At the end of Unbreakable, David Dunn is warned that villains come in different varieties, specifically “soldiers” and “masterminds.” Mr. Glass was revealed to be a mastermind, and when Split revealed that it was in the same world as Unbreakable, Kevin Wendell Crumb’s Beast gave us the answer as to who would play the role of soldier. All Glass really needed to be was the story of these three characters coming together. David Dunn taking on the Beast, the latter under the influence of Mr. Glass. And for a while, that’s what Glass seems to be building towards. But then it decides that isn’t good enough, and instead spends more time with Ellie Stapler trying to convince the established characters that they aren’t comic book characters before shoehorning in an utterly souring plot twist. Glass just overthinks what it needs itself to be, and ultimately stumbles because of it.

Of the three primary characters, only Kevin and his various personalities gets any real time to shine. We even get to see a few more of Kevin’s twenty-four personalities, which gives McAvoy plenty to do. If only Glass were as interested in the Unbreakable side of the spectrum. Once the film gets to the mental institute, David Dunn doesn’t so much feel like the hero of the story so much as a player who happens to be in it. We never really get a sense of motivation from Dunn. And Mr. Glass himself – the namesake of the movie – gets surprisingly little screen time. Of course Samuel L. Jackson steals the show when he’s allowed, but he rarely seems allowed. That’s a true shame, because Unbreakable made Mr. Glass into hands down the best character in any M. Night Shaymalan film.

“Each superhuman has a close affiliate: David has his son, Glass has his mother, Kevin has…his kidnap victim…”

Glass also ends up finding its own ways to cripple the characters that Unbreakable and Split built. Casey Cooke (Anya Taylor-Joy), the sole survivor of the Beast’s crimes, suddenly seems to hold pity for the kidnapper/murderer/cannibal, which seems to undermine her character growth from Split (I get that Kevin is an ill man, but he literally became a comic book monster, so… kind of hard to feel too sorrowful for the guy). Her sympathy for Kevin can – at the worst of times – almost come off as romantic, which pretty much obliterates her character arc entirely.
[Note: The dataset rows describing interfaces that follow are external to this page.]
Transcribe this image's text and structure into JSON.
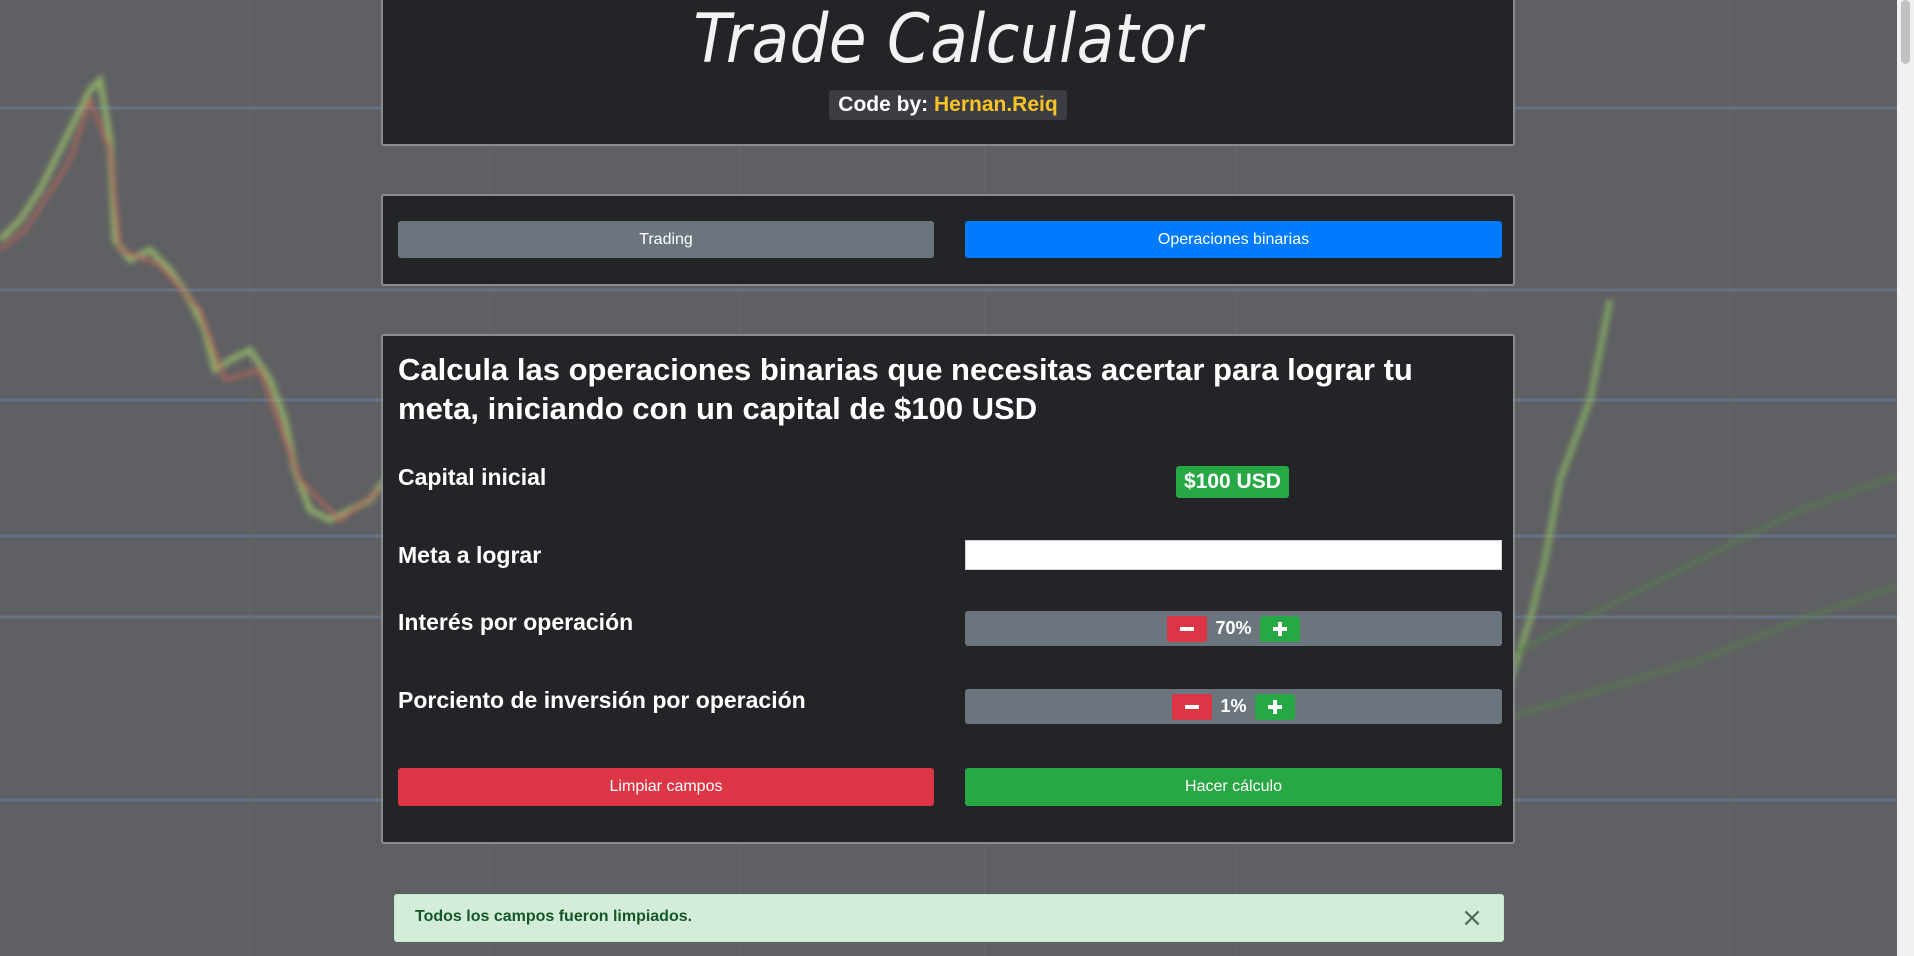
{
  "header": {
    "title": "Trade Calculator",
    "credit_label": "Code by:",
    "credit_author": "Hernan.Reiq"
  },
  "modes": {
    "trading_label": "Trading",
    "binary_label": "Operaciones binarias",
    "active": "binary"
  },
  "calculator": {
    "heading": "Calcula las operaciones binarias que necesitas acertar para lograr tu meta, iniciando con un capital de $100 USD",
    "capital_label": "Capital inicial",
    "capital_value": "$100 USD",
    "goal_label": "Meta a lograr",
    "goal_value": "",
    "interest_label": "Interés por operación",
    "interest_value": "70%",
    "investment_label": "Porciento de inversión por operación",
    "investment_value": "1%",
    "clear_label": "Limpiar campos",
    "calculate_label": "Hacer cálculo"
  },
  "alert": {
    "message": "Todos los campos fueron limpiados.",
    "close_glyph": "×"
  },
  "icons": {
    "minus": "minus-icon",
    "plus": "plus-icon",
    "close": "close-icon"
  },
  "colors": {
    "primary": "#007bff",
    "secondary": "#6c757d",
    "success": "#28a745",
    "danger": "#dc3545",
    "warning": "#f7c325",
    "panel": "#232427",
    "alert_bg": "#d4edda",
    "alert_text": "#155724"
  }
}
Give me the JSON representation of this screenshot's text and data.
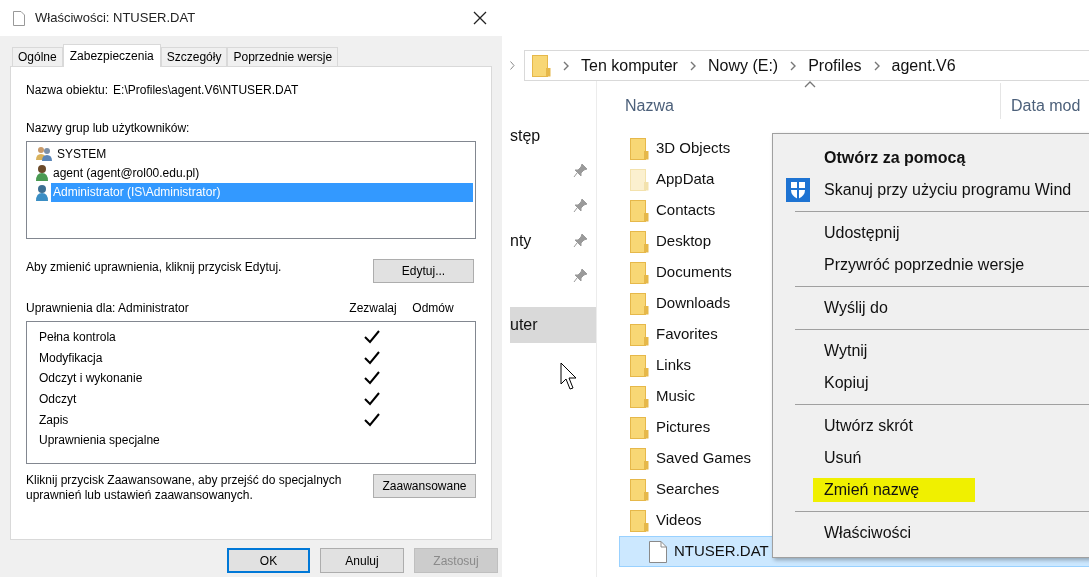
{
  "dialog": {
    "title": "Właściwości: NTUSER.DAT",
    "tabs": [
      {
        "label": "Ogólne",
        "selected": false
      },
      {
        "label": "Zabezpieczenia",
        "selected": true
      },
      {
        "label": "Szczegóły",
        "selected": false
      },
      {
        "label": "Poprzednie wersje",
        "selected": false
      }
    ],
    "object_name_label": "Nazwa obiektu:",
    "object_name_value": "E:\\Profiles\\agent.V6\\NTUSER.DAT",
    "groups_label": "Nazwy grup lub użytkowników:",
    "principals": [
      {
        "name": "SYSTEM",
        "kind": "group",
        "selected": false
      },
      {
        "name": "agent (agent@rol00.edu.pl)",
        "kind": "user",
        "selected": false
      },
      {
        "name": "Administrator (IS\\Administrator)",
        "kind": "admin",
        "selected": true
      }
    ],
    "edit_hint": "Aby zmienić uprawnienia, kliknij przycisk Edytuj.",
    "edit_button": "Edytuj...",
    "permissions_label": "Uprawnienia dla: Administrator",
    "columns": [
      "Zezwalaj",
      "Odmów"
    ],
    "permissions": [
      {
        "name": "Pełna kontrola",
        "allow": true
      },
      {
        "name": "Modyfikacja",
        "allow": true
      },
      {
        "name": "Odczyt i wykonanie",
        "allow": true
      },
      {
        "name": "Odczyt",
        "allow": true
      },
      {
        "name": "Zapis",
        "allow": true
      },
      {
        "name": "Uprawnienia specjalne",
        "allow": false
      }
    ],
    "advanced_hint": "Kliknij przycisk Zaawansowane, aby przejść do specjalnych uprawnień lub ustawień zaawansowanych.",
    "advanced_button": "Zaawansowane",
    "buttons": [
      {
        "label": "OK",
        "kind": "default"
      },
      {
        "label": "Anuluj",
        "kind": "normal"
      },
      {
        "label": "Zastosuj",
        "kind": "disabled"
      }
    ]
  },
  "explorer": {
    "breadcrumb": [
      "Ten komputer",
      "Nowy (E:)",
      "Profiles",
      "agent.V6"
    ],
    "nav_items": [
      {
        "label": "stęp",
        "pinned": false,
        "selected": false
      },
      {
        "pinned": true,
        "selected": false
      },
      {
        "pinned": true,
        "selected": false
      },
      {
        "label": "nty",
        "pinned": true,
        "selected": false
      },
      {
        "pinned": true,
        "selected": false
      },
      {
        "label": "uter",
        "pinned": false,
        "selected": true
      }
    ],
    "columns": [
      "Nazwa",
      "Data mod"
    ],
    "files": [
      {
        "name": "3D Objects",
        "kind": "folder",
        "selected": false
      },
      {
        "name": "AppData",
        "kind": "hidden_folder",
        "selected": false
      },
      {
        "name": "Contacts",
        "kind": "folder",
        "selected": false
      },
      {
        "name": "Desktop",
        "kind": "folder",
        "selected": false
      },
      {
        "name": "Documents",
        "kind": "folder",
        "selected": false
      },
      {
        "name": "Downloads",
        "kind": "folder",
        "selected": false
      },
      {
        "name": "Favorites",
        "kind": "folder",
        "selected": false
      },
      {
        "name": "Links",
        "kind": "folder",
        "selected": false
      },
      {
        "name": "Music",
        "kind": "folder",
        "selected": false
      },
      {
        "name": "Pictures",
        "kind": "folder",
        "selected": false
      },
      {
        "name": "Saved Games",
        "kind": "folder",
        "selected": false
      },
      {
        "name": "Searches",
        "kind": "folder",
        "selected": false
      },
      {
        "name": "Videos",
        "kind": "folder",
        "selected": false
      },
      {
        "name": "NTUSER.DAT",
        "kind": "file",
        "selected": true
      }
    ],
    "context_menu": [
      {
        "kind": "default",
        "label": "Otwórz za pomocą"
      },
      {
        "kind": "shield",
        "label": "Skanuj przy użyciu programu Wind"
      },
      {
        "kind": "separator"
      },
      {
        "kind": "item",
        "label": "Udostępnij"
      },
      {
        "kind": "item",
        "label": "Przywróć poprzednie wersje"
      },
      {
        "kind": "separator"
      },
      {
        "kind": "item",
        "label": "Wyślij do"
      },
      {
        "kind": "separator"
      },
      {
        "kind": "item",
        "label": "Wytnij"
      },
      {
        "kind": "item",
        "label": "Kopiuj"
      },
      {
        "kind": "separator"
      },
      {
        "kind": "item",
        "label": "Utwórz skrót"
      },
      {
        "kind": "item",
        "label": "Usuń"
      },
      {
        "kind": "item",
        "label": "Zmień nazwę",
        "highlighted": true
      },
      {
        "kind": "separator"
      },
      {
        "kind": "item",
        "label": "Właściwości"
      }
    ]
  }
}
Combine that with David Dunn’s lack of presence, and Mr. Glass’s limited screen time, and the movie ends up feeling squandered in many different directions.

“Is it too much to ask for a little more Mr. Glass in a movie named after him?”

Once again, I have to admit that there are moments of Glass that are good (one of my particular favorites sees Mr. Glass consoling Kevin’s perpetually nine-year old personality, Hedwig, by reassuring him that he too is ‘special,’ despite not boasting the superhuman abilities of the Beast. It’s one of the few moments that reminds us why Mr. Glass is such an interesting, charismatic character). The film is at its best when it feels like a continuation of Unbreakable and Split. But the more it delves into its own story, the more it seems to go off-the-rails and lose any consistency in themes or tone. It’s as though Shaymalan took his best film (Unbreakable) and his comeback (Split), and put them together while simultaneously forgetting to include the strengths of both films. The director’s infamous weaknesses come into play (“what a twist!”), which makes it feel as though Shaymalan refuses to learn from his past mistakes. That these weaknesses have found their way into the joining together of Unbreakable and Split ends up turning what should have been something special in Glass into a bastardization of both parties involved.

Glass should have been an easy win for Shaymalan. And while it’s far from the director’s worst work (we are talking about the man who helmed The Last Airbender here), it is, unquestionably, his most disappointing film. By the end of it, I can’t imagine any fans of Unbreakable and Split walking away satisfied.

 

3